How a Charlotte Mason Education Helps Special Needs Children: Part I
I think we all know I love the Charlotte Mason method. But now that I'm truly understanding that we are a special needs family, I realize how it helps us in so many other ways. I believe this method is beneficial to all children, but I've thought of a few ways that it really helps those with special needs.
Living Books Stimulate and InspireChildren with bipolar disorder and dyslexia have very vivid imaginations. These children can be distracted but are very creative. Giving them books that stimulate their imaginations almost ensures their focus. Many times, it inspires them to do something else such as draw, write their own story or explore something in nature.
Family StudiesAlexis is 14 and usually a child is reading and doing their work on their own long before this age. In fact, by age 10, they can do nearly all of their assignments independently.
However, Alexis has dyslexia (a language processing disorder), dyscalculia (a math disability) and dysgraphia (a writing disability).
Children with dyslexia have no concept of time, have short-term memory problems and a host of other symptoms. Giving her assignments and expecting them to be remembered, much less done in a timely manner, would be asking the world of her.
Fortunately, with the CM method, I am able to teach multiple ages which helps keep her in a group setting. She gains the knowledge but in a way in which she's not left to flounder. I do give her independent assignments but perhaps not as much as others her age. In time, as she has more help from specialists, we'll be able to transition her to more and more independent work.
NarrationNarration is one of the foundations of a Charlotte Mason education. It certainly helps children with A.D.H.D., bipolar and dyslexia as these children tend to have co-existing challenges with reading, writing and math. Although I have no children with A.D.H.D. currently (and narration doesn't address math), narration is a huge help for any child with reading or writing challenges.
It is recommended that children begin writing their narrations at a certain age, but this can always be adapted for children with writing challenges. Narration, copywork and dictation are the tools used to teach proper spelling, grammar and punctuation and to eliminate any of them would be a disservice to my children.
When requiring writing from Alexis, I give her more time to complete it. As well, children with dyslexia/dysgraphia do better with keyboarding than writing. Many times, she can simply type her work. Giving fewer handwritten assignments and more time to complete them help her to maintain her handwriting skills without overwhelming her.
Short LessonsI guess this is a no-brainer. Shorter lessons are helpful to children with attention issues or short-term memory problems. Children with bipolar disorder or dyslexia are easily distracted and the shorter lessons really are accommodating to this challenge.

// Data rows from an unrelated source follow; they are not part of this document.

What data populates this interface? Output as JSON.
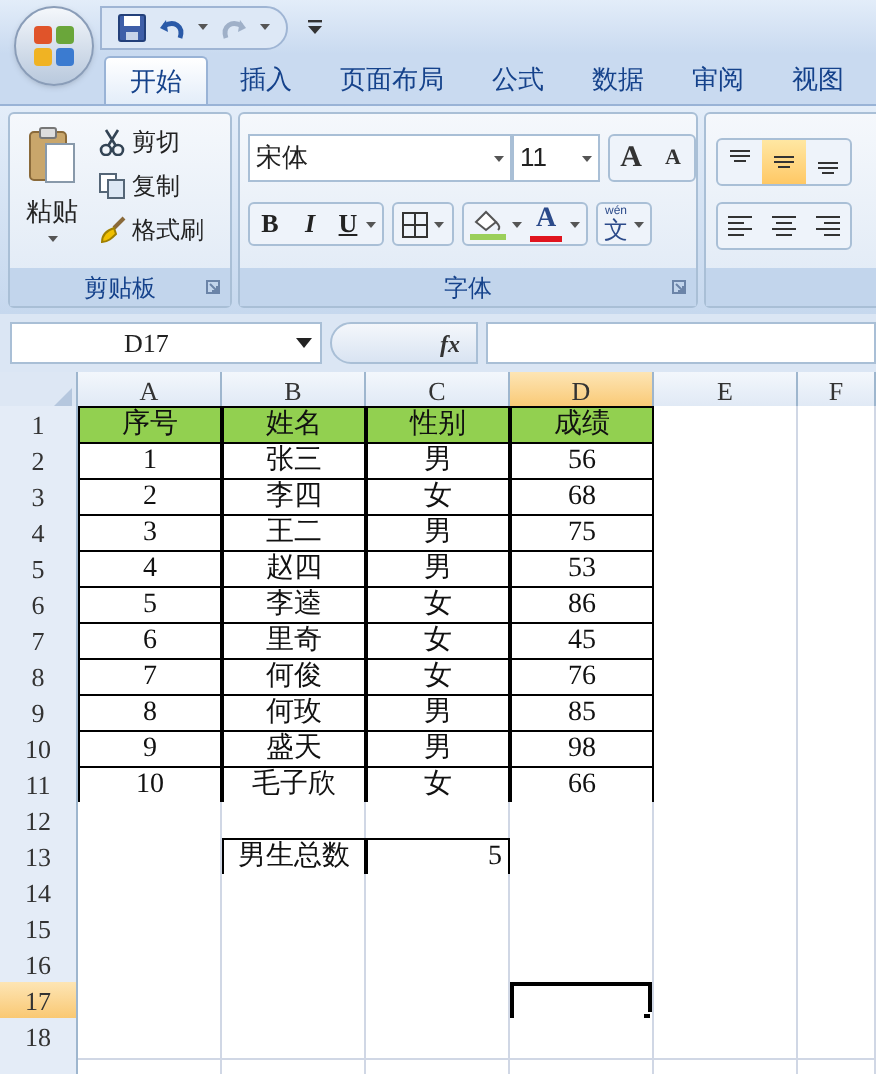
{
  "quick_access_toolbar": {
    "redo_disabled": true
  },
  "tabs": [
    {
      "label": "开始",
      "selected": true
    },
    {
      "label": "插入",
      "selected": false
    },
    {
      "label": "页面布局",
      "selected": false
    },
    {
      "label": "公式",
      "selected": false
    },
    {
      "label": "数据",
      "selected": false
    },
    {
      "label": "审阅",
      "selected": false
    },
    {
      "label": "视图",
      "selected": false
    }
  ],
  "ribbon": {
    "clipboard": {
      "paste": "粘贴",
      "cut": "剪切",
      "copy": "复制",
      "format_painter": "格式刷",
      "label": "剪贴板"
    },
    "font": {
      "font_name": "宋体",
      "font_size": "11",
      "grow_font": "A",
      "shrink_font": "A",
      "bold": "B",
      "italic": "I",
      "underline": "U",
      "font_color": "A",
      "phonetic_pinyin": "wén",
      "phonetic_char": "文",
      "label": "字体"
    },
    "alignment": {
      "vertical_align": [
        {
          "selected": false
        },
        {
          "selected": true
        },
        {
          "selected": false
        }
      ],
      "horizontal_align": [
        {
          "selected": false
        },
        {
          "selected": false
        },
        {
          "selected": false
        }
      ]
    }
  },
  "formula_bar": {
    "name_box": "D17",
    "function_button": "fx"
  },
  "columns": [
    {
      "label": "A",
      "selected": false
    },
    {
      "label": "B",
      "selected": false
    },
    {
      "label": "C",
      "selected": false
    },
    {
      "label": "D",
      "selected": true
    },
    {
      "label": "E",
      "selected": false
    },
    {
      "label": "F",
      "selected": false
    }
  ],
  "rows": [
    {
      "header": "1",
      "selected": false,
      "kind": "header",
      "cells": [
        {
          "text": "序号",
          "bordered": true,
          "selected": false
        },
        {
          "text": "姓名",
          "bordered": true,
          "selected": false
        },
        {
          "text": "性别",
          "bordered": true,
          "selected": false
        },
        {
          "text": "成绩",
          "bordered": true,
          "selected": false
        },
        {
          "bordered": false,
          "selected": false
        },
        {
          "bordered": false,
          "selected": false
        }
      ]
    },
    {
      "header": "2",
      "selected": false,
      "kind": "data",
      "cells": [
        {
          "text": "1",
          "bordered": true,
          "selected": false
        },
        {
          "text": "张三",
          "bordered": true,
          "selected": false
        },
        {
          "text": "男",
          "bordered": true,
          "selected": false
        },
        {
          "text": "56",
          "bordered": true,
          "selected": false
        },
        {
          "bordered": false,
          "selected": false
        },
        {
          "bordered": false,
          "selected": false
        }
      ]
    },
    {
      "header": "3",
      "selected": false,
      "kind": "data",
      "cells": [
        {
          "text": "2",
          "bordered": true,
          "selected": false
        },
        {
          "text": "李四",
          "bordered": true,
          "selected": false
        },
        {
          "text": "女",
          "bordered": true,
          "selected": false
        },
        {
          "text": "68",
          "bordered": true,
          "selected": false
        },
        {
          "bordered": false,
          "selected": false
        },
        {
          "bordered": false,
          "selected": false
        }
      ]
    },
    {
      "header": "4",
      "selected": false,
      "kind": "data",
      "cells": [
        {
          "text": "3",
          "bordered": true,
          "selected": false
        },
        {
          "text": "王二",
          "bordered": true,
          "selected": false
        },
        {
          "text": "男",
          "bordered": true,
          "selected": false
        },
        {
          "text": "75",
          "bordered": true,
          "selected": false
        },
        {
          "bordered": false,
          "selected": false
        },
        {
          "bordered": false,
          "selected": false
        }
      ]
    },
    {
      "header": "5",
      "selected": false,
      "kind": "data",
      "cells": [
        {
          "text": "4",
          "bordered": true,
          "selected": false
        },
        {
          "text": "赵四",
          "bordered": true,
          "selected": false
        },
        {
          "text": "男",
          "bordered": true,
          "selected": false
        },
        {
          "text": "53",
          "bordered": true,
          "selected": false
        },
        {
          "bordered": false,
          "selected": false
        },
        {
          "bordered": false,
          "selected": false
        }
      ]
    },
    {
      "header": "6",
      "selected": false,
      "kind": "data",
      "cells": [
        {
          "text": "5",
          "bordered": true,
          "selected": false
        },
        {
          "text": "李逵",
          "bordered": true,
          "selected": false
        },
        {
          "text": "女",
          "bordered": true,
          "selected": false
        },
        {
          "text": "86",
          "bordered": true,
          "selected": false
        },
        {
          "bordered": false,
          "selected": false
        },
        {
          "bordered": false,
          "selected": false
        }
      ]
    },
    {
      "header": "7",
      "selected": false,
      "kind": "data",
      "cells": [
        {
          "text": "6",
          "bordered": true,
          "selected": false
        },
        {
          "text": "里奇",
          "bordered": true,
          "selected": false
        },
        {
          "text": "女",
          "bordered": true,
          "selected": false
        },
        {
          "text": "45",
          "bordered": true,
          "selected": false
        },
        {
          "bordered": false,
          "selected": false
        },
        {
          "bordered": false,
          "selected": false
        }
      ]
    },
    {
      "header": "8",
      "selected": false,
      "kind": "data",
      "cells": [
        {
          "text": "7",
          "bordered": true,
          "selected": false
        },
        {
          "text": "何俊",
          "bordered": true,
          "selected": false
        },
        {
          "text": "女",
          "bordered": true,
          "selected": false
        },
        {
          "text": "76",
          "bordered": true,
          "selected": false
        },
        {
          "bordered": false,
          "selected": false
        },
        {
          "bordered": false,
          "selected": false
        }
      ]
    },
    {
      "header": "9",
      "selected": false,
      "kind": "data",
      "cells": [
        {
          "text": "8",
          "bordered": true,
          "selected": false
        },
        {
          "text": "何玫",
          "bordered": true,
          "selected": false
        },
        {
          "text": "男",
          "bordered": true,
          "selected": false
        },
        {
          "text": "85",
          "bordered": true,
          "selected": false
        },
        {
          "bordered": false,
          "selected": false
        },
        {
          "bordered": false,
          "selected": false
        }
      ]
    },
    {
      "header": "10",
      "selected": false,
      "kind": "data",
      "cells": [
        {
          "text": "9",
          "bordered": true,
          "selected": false
        },
        {
          "text": "盛天",
          "bordered": true,
          "selected": false
        },
        {
          "text": "男",
          "bordered": true,
          "selected": false
        },
        {
          "text": "98",
          "bordered": true,
          "selected": false
        },
        {
          "bordered": false,
          "selected": false
        },
        {
          "bordered": false,
          "selected": false
        }
      ]
    },
    {
      "header": "11",
      "selected": false,
      "kind": "data",
      "cells": [
        {
          "text": "10",
          "bordered": true,
          "selected": false
        },
        {
          "text": "毛子欣",
          "bordered": true,
          "selected": false
        },
        {
          "text": "女",
          "bordered": true,
          "selected": false
        },
        {
          "text": "66",
          "bordered": true,
          "selected": false
        },
        {
          "bordered": false,
          "selected": false
        },
        {
          "bordered": false,
          "selected": false
        }
      ]
    },
    {
      "header": "12",
      "selected": false,
      "kind": "blank",
      "cells": [
        {
          "bordered": false,
          "selected": false
        },
        {
          "bordered": false,
          "selected": false
        },
        {
          "bordered": false,
          "selected": false
        },
        {
          "bordered": false,
          "selected": false
        },
        {
          "bordered": false,
          "selected": false
        },
        {
          "bordered": false,
          "selected": false
        }
      ]
    },
    {
      "header": "13",
      "selected": false,
      "kind": "data",
      "cells": [
        {
          "bordered": false,
          "selected": false
        },
        {
          "text": "男生总数",
          "bordered": true,
          "selected": false
        },
        {
          "text": "5",
          "bordered": true,
          "selected": false,
          "right_aligned": true
        },
        {
          "bordered": false,
          "selected": false
        },
        {
          "bordered": false,
          "selected": false
        },
        {
          "bordered": false,
          "selected": false
        }
      ]
    },
    {
      "header": "14",
      "selected": false,
      "kind": "blank",
      "cells": [
        {
          "bordered": false,
          "selected": false
        },
        {
          "bordered": false,
          "selected": false
        },
        {
          "bordered": false,
          "selected": false
        },
        {
          "bordered": false,
          "selected": false
        },
        {
          "bordered": false,
          "selected": false
        },
        {
          "bordered": false,
          "selected": false
        }
      ]
    },
    {
      "header": "15",
      "selected": false,
      "kind": "blank",
      "cells": [
        {
          "bordered": false,
          "selected": false
        },
        {
          "bordered": false,
          "selected": false
        },
        {
          "bordered": false,
          "selected": false
        },
        {
          "bordered": false,
          "selected": false
        },
        {
          "bordered": false,
          "selected": false
        },
        {
          "bordered": false,
          "selected": false
        }
      ]
    },
    {
      "header": "16",
      "selected": false,
      "kind": "blank",
      "cells": [
        {
          "bordered": false,
          "selected": false
        },
        {
          "bordered": false,
          "selected": false
        },
        {
          "bordered": false,
          "selected": false
        },
        {
          "bordered": false,
          "selected": false
        },
        {
          "bordered": false,
          "selected": false
        },
        {
          "bordered": false,
          "selected": false
        }
      ]
    },
    {
      "header": "17",
      "selected": true,
      "kind": "blank",
      "cells": [
        {
          "bordered": false,
          "selected": false
        },
        {
          "bordered": false,
          "selected": false
        },
        {
          "bordered": false,
          "selected": false
        },
        {
          "bordered": false,
          "selected": true
        },
        {
          "bordered": false,
          "selected": false
        },
        {
          "bordered": false,
          "selected": false
        }
      ]
    },
    {
      "header": "18",
      "selected": false,
      "kind": "blank",
      "cells": [
        {
          "bordered": false,
          "selected": false
        },
        {
          "bordered": false,
          "selected": false
        },
        {
          "bordered": false,
          "selected": false
        },
        {
          "bordered": false,
          "selected": false
        },
        {
          "bordered": false,
          "selected": false
        },
        {
          "bordered": false,
          "selected": false
        }
      ]
    }
  ]
}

These are just a few things that come to mind when considering how this method helps my children in their homeschooling. There will be more in Part II.
Do you find that the method or style of homeschooling you've chosen benefits special needs children? If you have no special needs children, do you find that it's easy to adapt your chosen method or style to your children's individual needs?
Disclaimer: I respect my children's privacy and level of comfort. Posts such as this one have been discussed with and approved by them.